### [THE PROBLEM]
Give the count of lines in the entries that include "Configuration", and write nothing besides it.

[[ INPUT, beginning ]]

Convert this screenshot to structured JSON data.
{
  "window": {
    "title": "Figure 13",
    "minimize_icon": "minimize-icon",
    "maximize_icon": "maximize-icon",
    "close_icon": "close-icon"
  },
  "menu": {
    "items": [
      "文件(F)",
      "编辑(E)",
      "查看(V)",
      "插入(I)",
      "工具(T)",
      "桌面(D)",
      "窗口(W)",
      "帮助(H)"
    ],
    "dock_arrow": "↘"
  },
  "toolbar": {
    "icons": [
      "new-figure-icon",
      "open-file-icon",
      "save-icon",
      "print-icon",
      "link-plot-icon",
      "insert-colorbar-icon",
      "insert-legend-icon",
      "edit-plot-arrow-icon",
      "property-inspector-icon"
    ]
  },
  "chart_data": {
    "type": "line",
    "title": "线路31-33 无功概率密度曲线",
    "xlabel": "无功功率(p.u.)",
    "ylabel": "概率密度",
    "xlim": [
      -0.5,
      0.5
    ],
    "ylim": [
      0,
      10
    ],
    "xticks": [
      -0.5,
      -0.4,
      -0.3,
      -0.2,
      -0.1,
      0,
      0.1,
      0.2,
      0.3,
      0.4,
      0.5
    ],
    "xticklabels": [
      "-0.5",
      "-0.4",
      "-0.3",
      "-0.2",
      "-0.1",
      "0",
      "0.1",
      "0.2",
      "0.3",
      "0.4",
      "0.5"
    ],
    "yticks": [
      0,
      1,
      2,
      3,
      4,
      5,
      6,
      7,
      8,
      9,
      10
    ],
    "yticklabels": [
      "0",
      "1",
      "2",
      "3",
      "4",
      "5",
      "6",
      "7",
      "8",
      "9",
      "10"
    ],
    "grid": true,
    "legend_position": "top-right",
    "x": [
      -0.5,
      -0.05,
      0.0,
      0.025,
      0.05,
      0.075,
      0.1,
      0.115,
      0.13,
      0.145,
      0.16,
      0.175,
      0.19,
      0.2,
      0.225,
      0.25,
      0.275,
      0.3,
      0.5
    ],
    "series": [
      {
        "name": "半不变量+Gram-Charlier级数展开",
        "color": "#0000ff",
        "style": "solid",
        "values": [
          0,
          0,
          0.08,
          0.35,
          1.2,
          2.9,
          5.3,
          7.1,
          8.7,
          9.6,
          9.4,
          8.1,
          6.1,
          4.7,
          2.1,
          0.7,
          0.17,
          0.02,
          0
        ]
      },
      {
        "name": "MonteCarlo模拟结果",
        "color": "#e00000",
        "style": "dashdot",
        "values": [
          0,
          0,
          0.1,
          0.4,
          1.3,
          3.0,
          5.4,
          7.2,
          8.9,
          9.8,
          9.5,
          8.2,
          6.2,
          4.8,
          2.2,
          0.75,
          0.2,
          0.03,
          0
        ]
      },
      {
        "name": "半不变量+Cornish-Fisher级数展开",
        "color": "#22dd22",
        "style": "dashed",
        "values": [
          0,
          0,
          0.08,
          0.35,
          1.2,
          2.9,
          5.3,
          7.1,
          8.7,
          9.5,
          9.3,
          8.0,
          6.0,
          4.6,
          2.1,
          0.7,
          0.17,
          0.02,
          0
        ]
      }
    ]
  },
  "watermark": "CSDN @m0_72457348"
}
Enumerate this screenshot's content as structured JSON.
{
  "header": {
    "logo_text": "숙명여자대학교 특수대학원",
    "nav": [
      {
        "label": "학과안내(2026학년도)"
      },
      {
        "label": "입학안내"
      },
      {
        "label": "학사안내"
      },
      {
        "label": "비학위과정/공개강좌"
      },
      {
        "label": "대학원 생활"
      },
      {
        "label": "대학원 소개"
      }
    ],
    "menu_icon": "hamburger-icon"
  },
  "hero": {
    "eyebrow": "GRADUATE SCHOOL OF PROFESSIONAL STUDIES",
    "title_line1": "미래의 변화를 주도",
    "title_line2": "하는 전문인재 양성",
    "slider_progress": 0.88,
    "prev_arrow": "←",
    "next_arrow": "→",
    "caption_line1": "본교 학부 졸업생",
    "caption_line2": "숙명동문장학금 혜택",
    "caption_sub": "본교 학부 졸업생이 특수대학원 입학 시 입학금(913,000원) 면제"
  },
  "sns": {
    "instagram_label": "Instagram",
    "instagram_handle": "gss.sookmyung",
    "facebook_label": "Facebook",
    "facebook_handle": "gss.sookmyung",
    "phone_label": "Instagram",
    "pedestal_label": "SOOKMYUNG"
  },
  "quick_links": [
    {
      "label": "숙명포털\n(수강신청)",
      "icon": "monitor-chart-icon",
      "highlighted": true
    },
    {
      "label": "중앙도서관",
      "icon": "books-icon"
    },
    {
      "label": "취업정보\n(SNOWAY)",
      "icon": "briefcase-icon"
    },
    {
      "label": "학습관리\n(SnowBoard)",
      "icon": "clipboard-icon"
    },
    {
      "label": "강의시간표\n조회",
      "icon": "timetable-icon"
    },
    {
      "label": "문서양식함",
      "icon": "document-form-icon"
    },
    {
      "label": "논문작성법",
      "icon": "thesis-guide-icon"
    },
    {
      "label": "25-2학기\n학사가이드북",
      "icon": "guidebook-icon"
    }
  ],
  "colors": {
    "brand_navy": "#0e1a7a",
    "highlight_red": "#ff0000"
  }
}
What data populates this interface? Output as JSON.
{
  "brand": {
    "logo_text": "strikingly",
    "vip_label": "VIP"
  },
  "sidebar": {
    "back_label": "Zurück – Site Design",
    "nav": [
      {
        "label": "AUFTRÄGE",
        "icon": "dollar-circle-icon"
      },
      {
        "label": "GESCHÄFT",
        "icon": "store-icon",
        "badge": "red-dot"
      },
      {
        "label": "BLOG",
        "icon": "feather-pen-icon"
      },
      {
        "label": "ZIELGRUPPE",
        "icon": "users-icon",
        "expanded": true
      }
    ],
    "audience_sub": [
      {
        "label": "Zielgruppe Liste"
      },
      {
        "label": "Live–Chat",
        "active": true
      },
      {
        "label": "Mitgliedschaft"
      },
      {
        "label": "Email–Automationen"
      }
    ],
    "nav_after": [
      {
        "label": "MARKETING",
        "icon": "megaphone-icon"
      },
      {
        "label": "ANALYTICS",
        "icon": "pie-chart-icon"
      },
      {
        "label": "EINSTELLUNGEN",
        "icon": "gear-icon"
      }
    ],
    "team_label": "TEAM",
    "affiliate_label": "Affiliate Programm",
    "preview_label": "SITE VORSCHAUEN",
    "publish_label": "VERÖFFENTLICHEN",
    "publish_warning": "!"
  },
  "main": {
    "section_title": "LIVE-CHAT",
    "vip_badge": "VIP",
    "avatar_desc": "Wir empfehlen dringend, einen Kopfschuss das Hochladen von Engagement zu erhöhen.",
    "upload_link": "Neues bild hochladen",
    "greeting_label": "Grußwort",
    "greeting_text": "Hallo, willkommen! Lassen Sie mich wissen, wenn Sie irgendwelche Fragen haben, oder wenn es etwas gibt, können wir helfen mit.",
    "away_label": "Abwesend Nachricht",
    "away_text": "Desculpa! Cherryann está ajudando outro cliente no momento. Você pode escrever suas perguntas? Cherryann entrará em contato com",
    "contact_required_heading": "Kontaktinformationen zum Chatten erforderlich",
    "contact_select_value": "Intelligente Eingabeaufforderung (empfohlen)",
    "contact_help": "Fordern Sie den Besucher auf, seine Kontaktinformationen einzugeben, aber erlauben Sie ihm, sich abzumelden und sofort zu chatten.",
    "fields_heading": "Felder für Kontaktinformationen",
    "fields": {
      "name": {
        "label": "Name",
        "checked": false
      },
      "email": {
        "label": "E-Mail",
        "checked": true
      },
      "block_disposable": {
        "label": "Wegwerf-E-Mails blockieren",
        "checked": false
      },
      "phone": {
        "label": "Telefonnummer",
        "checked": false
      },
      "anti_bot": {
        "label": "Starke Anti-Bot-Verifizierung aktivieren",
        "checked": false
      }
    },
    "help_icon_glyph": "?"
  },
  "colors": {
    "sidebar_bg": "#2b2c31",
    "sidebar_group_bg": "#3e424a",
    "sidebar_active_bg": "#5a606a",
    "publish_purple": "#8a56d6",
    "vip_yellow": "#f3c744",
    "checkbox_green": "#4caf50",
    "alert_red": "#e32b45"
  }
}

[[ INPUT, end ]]
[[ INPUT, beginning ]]

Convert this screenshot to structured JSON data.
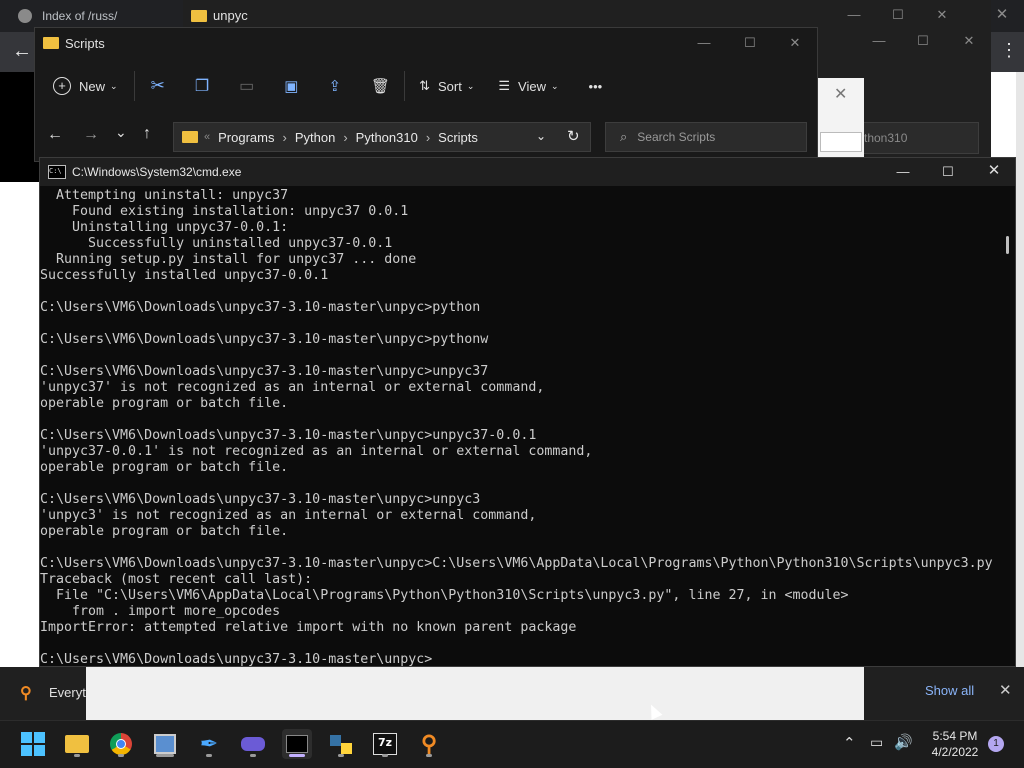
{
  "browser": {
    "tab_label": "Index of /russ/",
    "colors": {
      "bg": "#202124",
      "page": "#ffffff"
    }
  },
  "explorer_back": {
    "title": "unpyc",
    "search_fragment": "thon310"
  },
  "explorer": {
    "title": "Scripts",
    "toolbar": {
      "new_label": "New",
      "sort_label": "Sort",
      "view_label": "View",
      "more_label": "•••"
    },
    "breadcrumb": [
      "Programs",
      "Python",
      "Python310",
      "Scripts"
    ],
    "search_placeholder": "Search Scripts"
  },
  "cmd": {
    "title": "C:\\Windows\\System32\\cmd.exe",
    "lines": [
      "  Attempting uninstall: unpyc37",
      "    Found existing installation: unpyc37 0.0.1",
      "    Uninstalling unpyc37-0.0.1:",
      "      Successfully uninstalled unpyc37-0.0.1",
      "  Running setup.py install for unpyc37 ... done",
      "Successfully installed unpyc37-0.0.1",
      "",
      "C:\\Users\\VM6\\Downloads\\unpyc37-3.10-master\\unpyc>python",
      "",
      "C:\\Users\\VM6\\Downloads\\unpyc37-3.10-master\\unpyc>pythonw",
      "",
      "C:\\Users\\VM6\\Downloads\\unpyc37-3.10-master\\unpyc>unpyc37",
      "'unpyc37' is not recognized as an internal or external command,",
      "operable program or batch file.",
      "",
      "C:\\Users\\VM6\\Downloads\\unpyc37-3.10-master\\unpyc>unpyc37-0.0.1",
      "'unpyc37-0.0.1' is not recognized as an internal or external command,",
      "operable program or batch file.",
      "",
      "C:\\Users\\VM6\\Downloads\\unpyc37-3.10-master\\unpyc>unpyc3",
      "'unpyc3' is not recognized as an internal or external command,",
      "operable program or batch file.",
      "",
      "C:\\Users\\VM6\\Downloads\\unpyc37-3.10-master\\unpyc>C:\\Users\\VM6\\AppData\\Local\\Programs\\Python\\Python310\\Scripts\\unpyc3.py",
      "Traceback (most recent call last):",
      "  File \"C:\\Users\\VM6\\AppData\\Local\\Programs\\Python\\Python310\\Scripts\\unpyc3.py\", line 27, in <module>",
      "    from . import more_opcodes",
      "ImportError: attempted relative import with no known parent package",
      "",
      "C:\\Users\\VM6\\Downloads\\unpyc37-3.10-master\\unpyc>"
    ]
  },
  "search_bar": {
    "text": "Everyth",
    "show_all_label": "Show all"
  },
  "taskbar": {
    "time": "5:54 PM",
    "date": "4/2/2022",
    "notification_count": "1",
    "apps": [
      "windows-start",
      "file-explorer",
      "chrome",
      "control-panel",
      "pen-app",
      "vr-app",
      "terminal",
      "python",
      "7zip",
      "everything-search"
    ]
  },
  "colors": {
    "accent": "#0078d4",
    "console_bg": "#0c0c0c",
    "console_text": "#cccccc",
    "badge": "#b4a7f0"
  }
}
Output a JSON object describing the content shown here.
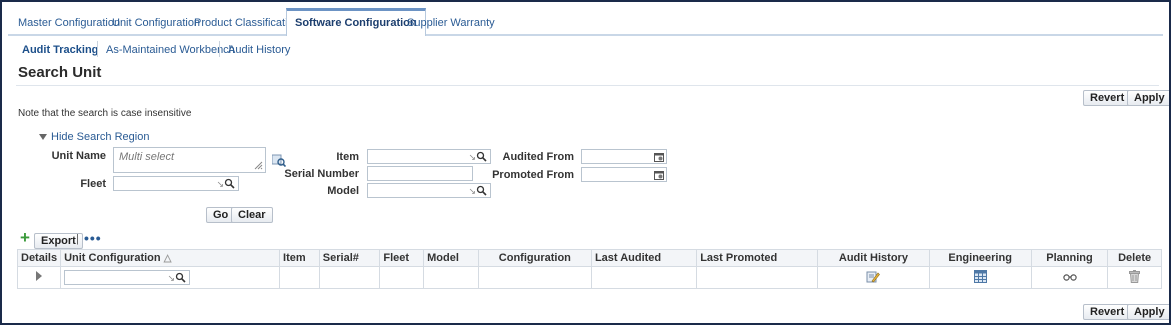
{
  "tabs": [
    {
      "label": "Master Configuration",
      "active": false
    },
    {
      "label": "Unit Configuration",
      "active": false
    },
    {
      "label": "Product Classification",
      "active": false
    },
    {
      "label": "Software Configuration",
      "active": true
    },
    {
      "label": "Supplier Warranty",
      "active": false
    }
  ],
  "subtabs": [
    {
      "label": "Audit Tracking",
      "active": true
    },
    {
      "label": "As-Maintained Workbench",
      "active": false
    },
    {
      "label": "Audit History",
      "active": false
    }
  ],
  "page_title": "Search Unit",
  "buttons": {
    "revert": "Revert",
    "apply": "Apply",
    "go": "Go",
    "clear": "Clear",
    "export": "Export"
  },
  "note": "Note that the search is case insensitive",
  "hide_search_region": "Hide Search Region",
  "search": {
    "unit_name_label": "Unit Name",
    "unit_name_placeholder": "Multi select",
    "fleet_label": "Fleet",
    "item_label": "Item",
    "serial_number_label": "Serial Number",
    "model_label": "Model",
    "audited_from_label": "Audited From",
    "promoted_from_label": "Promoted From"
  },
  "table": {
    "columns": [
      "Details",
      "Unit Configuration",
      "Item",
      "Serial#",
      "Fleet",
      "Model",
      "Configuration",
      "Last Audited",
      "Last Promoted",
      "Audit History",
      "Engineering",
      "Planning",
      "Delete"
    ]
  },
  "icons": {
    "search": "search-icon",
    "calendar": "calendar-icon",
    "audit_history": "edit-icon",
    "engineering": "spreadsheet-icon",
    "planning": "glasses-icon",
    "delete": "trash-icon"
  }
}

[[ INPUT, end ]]
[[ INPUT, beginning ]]

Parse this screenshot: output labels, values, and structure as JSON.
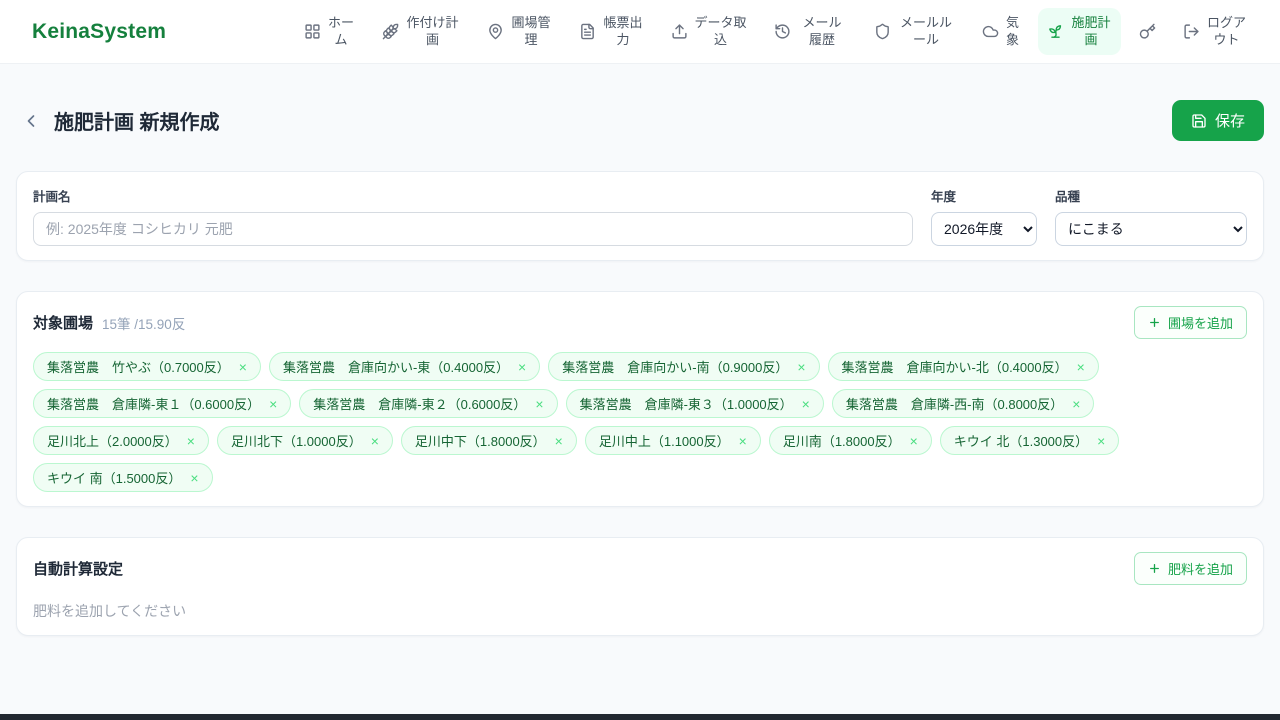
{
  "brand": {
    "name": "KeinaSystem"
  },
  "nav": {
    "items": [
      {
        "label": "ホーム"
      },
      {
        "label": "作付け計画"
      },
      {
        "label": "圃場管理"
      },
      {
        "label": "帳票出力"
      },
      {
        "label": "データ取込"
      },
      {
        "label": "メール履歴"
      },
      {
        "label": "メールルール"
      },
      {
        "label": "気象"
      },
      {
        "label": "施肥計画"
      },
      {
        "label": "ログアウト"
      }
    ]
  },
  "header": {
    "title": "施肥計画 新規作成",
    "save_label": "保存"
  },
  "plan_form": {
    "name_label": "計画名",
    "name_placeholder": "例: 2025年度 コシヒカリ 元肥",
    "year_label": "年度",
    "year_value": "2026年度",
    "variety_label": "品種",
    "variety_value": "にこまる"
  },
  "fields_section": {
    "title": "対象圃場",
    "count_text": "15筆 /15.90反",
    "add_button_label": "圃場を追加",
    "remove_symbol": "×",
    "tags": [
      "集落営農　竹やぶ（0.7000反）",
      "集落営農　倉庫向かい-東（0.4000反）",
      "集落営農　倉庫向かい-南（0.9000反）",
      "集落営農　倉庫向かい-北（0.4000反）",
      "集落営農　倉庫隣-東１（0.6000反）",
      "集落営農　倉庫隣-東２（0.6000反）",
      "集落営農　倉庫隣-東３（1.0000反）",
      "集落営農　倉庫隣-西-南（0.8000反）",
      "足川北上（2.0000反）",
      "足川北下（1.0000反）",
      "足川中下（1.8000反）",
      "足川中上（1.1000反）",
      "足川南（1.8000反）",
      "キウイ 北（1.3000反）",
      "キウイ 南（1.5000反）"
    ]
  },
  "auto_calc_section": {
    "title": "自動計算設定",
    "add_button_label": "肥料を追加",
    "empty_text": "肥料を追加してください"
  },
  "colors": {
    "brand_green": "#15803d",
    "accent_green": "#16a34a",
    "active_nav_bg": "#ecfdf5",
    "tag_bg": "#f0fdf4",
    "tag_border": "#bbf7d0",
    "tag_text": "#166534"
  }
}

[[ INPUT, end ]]

### [ANSWER FOR THIS EXERCISE]
5